> **REQUIRED WORK**: All lines in the listing below that hold the string "value" are to be tallied, with only the total reported.

> **EXERCISE DATA**:
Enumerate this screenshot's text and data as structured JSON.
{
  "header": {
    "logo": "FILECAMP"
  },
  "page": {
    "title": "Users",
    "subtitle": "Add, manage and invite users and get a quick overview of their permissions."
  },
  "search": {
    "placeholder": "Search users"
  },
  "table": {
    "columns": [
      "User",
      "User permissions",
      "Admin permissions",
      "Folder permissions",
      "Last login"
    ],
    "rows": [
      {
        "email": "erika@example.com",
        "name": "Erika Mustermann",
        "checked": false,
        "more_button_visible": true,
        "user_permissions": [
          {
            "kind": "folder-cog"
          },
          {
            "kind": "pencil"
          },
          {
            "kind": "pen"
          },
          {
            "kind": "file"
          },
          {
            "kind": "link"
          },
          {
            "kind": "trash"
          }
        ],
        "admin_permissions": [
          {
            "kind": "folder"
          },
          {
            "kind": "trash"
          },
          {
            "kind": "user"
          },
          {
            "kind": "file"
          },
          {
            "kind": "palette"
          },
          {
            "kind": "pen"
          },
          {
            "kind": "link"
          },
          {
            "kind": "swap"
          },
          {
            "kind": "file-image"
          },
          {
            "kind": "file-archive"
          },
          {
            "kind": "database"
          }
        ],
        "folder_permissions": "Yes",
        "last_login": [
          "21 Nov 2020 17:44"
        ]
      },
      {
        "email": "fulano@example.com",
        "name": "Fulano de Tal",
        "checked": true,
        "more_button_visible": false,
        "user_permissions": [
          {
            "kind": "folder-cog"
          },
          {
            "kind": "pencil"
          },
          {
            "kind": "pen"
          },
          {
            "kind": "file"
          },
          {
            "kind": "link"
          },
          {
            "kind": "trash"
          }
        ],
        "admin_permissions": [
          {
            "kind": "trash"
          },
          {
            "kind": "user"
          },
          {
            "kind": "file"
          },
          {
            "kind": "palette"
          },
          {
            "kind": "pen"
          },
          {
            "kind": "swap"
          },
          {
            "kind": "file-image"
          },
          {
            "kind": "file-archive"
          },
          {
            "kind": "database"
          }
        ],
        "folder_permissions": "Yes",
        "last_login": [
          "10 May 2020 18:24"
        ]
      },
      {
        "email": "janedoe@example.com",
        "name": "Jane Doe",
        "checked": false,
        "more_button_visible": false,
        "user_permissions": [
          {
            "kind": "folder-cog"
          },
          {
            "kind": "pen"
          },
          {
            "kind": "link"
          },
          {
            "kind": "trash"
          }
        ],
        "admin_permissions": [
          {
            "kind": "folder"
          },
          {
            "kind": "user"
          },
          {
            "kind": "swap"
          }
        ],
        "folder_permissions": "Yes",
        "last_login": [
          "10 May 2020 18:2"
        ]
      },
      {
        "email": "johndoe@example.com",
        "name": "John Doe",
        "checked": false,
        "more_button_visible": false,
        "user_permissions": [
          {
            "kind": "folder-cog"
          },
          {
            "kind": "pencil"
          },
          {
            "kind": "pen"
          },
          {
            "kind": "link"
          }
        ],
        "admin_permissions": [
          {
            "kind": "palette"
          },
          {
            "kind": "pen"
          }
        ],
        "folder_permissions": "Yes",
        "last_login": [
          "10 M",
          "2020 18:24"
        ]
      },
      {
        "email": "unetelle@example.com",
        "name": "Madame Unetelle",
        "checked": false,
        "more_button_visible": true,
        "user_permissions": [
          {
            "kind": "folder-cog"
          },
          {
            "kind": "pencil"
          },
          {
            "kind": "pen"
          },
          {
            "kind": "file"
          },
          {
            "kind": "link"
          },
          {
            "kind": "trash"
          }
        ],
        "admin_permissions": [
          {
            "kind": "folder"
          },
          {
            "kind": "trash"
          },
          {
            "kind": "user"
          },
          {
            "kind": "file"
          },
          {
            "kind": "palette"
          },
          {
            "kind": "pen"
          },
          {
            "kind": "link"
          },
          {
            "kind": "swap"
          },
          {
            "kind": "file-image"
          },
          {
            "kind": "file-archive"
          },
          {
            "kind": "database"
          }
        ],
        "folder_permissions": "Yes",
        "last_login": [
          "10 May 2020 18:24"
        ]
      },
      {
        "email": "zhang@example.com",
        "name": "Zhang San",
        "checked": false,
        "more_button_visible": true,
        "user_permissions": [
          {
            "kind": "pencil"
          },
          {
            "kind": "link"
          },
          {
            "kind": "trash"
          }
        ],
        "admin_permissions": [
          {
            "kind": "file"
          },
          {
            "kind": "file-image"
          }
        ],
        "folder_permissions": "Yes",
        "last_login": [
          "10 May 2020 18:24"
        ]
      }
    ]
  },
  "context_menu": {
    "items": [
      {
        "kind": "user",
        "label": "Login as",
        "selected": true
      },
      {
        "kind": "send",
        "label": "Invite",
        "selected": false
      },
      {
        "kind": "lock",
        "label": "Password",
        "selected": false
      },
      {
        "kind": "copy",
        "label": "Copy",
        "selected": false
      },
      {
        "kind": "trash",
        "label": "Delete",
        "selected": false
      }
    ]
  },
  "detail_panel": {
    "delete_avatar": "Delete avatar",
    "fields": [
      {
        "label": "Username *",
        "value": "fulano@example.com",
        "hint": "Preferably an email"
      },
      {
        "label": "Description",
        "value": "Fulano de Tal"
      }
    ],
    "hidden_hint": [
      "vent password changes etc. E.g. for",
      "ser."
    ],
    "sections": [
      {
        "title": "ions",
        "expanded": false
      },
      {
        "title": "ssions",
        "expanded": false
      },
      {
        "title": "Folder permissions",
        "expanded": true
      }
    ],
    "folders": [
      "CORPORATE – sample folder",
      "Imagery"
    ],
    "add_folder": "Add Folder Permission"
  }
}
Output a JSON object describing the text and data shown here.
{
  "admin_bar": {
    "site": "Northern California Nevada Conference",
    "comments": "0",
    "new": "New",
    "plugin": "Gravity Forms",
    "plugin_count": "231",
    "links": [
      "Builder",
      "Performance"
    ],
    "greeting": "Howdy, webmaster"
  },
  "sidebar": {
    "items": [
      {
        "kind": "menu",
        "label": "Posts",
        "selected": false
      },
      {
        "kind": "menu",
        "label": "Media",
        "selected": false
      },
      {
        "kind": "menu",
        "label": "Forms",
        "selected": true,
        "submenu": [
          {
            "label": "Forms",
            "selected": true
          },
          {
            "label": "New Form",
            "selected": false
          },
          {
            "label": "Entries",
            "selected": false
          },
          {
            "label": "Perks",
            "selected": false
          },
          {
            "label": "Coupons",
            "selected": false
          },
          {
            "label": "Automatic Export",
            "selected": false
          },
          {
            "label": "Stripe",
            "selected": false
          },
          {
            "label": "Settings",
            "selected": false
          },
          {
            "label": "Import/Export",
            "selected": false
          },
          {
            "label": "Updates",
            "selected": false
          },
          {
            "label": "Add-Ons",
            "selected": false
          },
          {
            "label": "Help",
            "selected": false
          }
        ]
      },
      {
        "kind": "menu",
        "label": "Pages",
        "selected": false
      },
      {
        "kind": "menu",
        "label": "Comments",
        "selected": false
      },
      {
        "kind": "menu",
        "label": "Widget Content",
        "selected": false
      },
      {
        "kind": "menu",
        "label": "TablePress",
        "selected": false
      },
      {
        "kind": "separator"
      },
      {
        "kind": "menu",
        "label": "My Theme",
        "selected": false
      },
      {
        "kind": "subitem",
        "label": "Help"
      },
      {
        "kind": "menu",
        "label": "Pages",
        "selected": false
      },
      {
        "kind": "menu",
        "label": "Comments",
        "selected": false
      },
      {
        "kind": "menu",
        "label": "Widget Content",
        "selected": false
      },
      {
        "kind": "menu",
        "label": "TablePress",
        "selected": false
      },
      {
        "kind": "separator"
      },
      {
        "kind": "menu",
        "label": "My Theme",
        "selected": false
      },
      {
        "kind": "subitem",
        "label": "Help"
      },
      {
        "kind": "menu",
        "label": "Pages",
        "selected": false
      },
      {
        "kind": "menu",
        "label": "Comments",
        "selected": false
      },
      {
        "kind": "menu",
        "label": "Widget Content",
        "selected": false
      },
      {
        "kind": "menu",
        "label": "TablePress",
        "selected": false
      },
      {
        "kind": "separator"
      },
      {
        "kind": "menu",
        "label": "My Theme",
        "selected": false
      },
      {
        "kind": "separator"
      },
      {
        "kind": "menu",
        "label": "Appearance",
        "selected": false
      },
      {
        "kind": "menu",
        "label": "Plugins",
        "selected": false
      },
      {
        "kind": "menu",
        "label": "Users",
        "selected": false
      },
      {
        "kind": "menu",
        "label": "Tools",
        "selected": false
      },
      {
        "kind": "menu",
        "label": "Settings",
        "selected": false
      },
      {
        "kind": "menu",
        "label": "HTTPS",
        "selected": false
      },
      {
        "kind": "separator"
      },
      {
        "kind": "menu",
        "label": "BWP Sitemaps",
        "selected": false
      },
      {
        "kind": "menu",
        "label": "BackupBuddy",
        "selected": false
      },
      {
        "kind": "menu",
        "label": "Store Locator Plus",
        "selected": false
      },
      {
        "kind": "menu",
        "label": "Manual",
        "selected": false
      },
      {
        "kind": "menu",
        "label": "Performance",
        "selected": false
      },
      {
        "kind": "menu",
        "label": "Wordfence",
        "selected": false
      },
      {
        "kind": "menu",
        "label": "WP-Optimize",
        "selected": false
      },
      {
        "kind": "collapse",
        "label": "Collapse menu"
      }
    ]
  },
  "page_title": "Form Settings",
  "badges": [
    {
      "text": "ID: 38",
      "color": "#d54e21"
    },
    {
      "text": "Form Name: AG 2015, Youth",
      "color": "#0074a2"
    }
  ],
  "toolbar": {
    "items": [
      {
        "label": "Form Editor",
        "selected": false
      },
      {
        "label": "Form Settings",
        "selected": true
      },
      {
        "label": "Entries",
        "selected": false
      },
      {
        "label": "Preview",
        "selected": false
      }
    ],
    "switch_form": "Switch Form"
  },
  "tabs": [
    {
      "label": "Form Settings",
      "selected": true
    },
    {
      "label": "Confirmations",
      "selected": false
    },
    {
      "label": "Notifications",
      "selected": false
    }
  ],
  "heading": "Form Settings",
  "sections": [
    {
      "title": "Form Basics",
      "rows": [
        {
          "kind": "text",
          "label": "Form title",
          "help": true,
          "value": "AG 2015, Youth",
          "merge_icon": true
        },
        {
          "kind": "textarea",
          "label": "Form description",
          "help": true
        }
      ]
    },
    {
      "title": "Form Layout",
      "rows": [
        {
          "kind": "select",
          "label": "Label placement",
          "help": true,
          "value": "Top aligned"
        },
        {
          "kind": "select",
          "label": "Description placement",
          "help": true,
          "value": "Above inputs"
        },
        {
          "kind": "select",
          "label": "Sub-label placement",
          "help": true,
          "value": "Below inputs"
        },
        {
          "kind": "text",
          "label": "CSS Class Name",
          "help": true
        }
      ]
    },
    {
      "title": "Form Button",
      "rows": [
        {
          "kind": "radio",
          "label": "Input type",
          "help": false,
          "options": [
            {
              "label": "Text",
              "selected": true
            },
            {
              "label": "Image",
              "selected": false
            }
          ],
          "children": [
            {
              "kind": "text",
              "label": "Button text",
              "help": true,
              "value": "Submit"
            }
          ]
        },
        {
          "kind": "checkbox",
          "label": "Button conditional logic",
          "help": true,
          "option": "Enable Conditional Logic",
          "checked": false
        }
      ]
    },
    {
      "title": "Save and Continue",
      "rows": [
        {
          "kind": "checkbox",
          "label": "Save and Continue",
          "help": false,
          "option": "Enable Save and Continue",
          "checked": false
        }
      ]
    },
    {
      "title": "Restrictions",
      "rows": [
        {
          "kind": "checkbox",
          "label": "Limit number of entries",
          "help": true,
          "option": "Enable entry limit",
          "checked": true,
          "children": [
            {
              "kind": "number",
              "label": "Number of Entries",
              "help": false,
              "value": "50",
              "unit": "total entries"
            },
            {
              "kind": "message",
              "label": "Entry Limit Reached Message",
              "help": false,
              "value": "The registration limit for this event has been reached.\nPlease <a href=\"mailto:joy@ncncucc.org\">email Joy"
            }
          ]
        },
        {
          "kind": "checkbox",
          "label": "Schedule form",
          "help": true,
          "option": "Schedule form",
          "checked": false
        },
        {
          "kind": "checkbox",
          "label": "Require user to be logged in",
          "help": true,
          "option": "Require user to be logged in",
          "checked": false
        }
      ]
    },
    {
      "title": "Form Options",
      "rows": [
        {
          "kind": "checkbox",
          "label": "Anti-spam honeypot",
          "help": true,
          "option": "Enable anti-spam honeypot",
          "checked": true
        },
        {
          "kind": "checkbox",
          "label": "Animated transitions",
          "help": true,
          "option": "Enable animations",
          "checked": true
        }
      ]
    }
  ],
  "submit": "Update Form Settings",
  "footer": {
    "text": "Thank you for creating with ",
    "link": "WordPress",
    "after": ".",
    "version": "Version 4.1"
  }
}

> **EXERCISE OUTPUT**: 9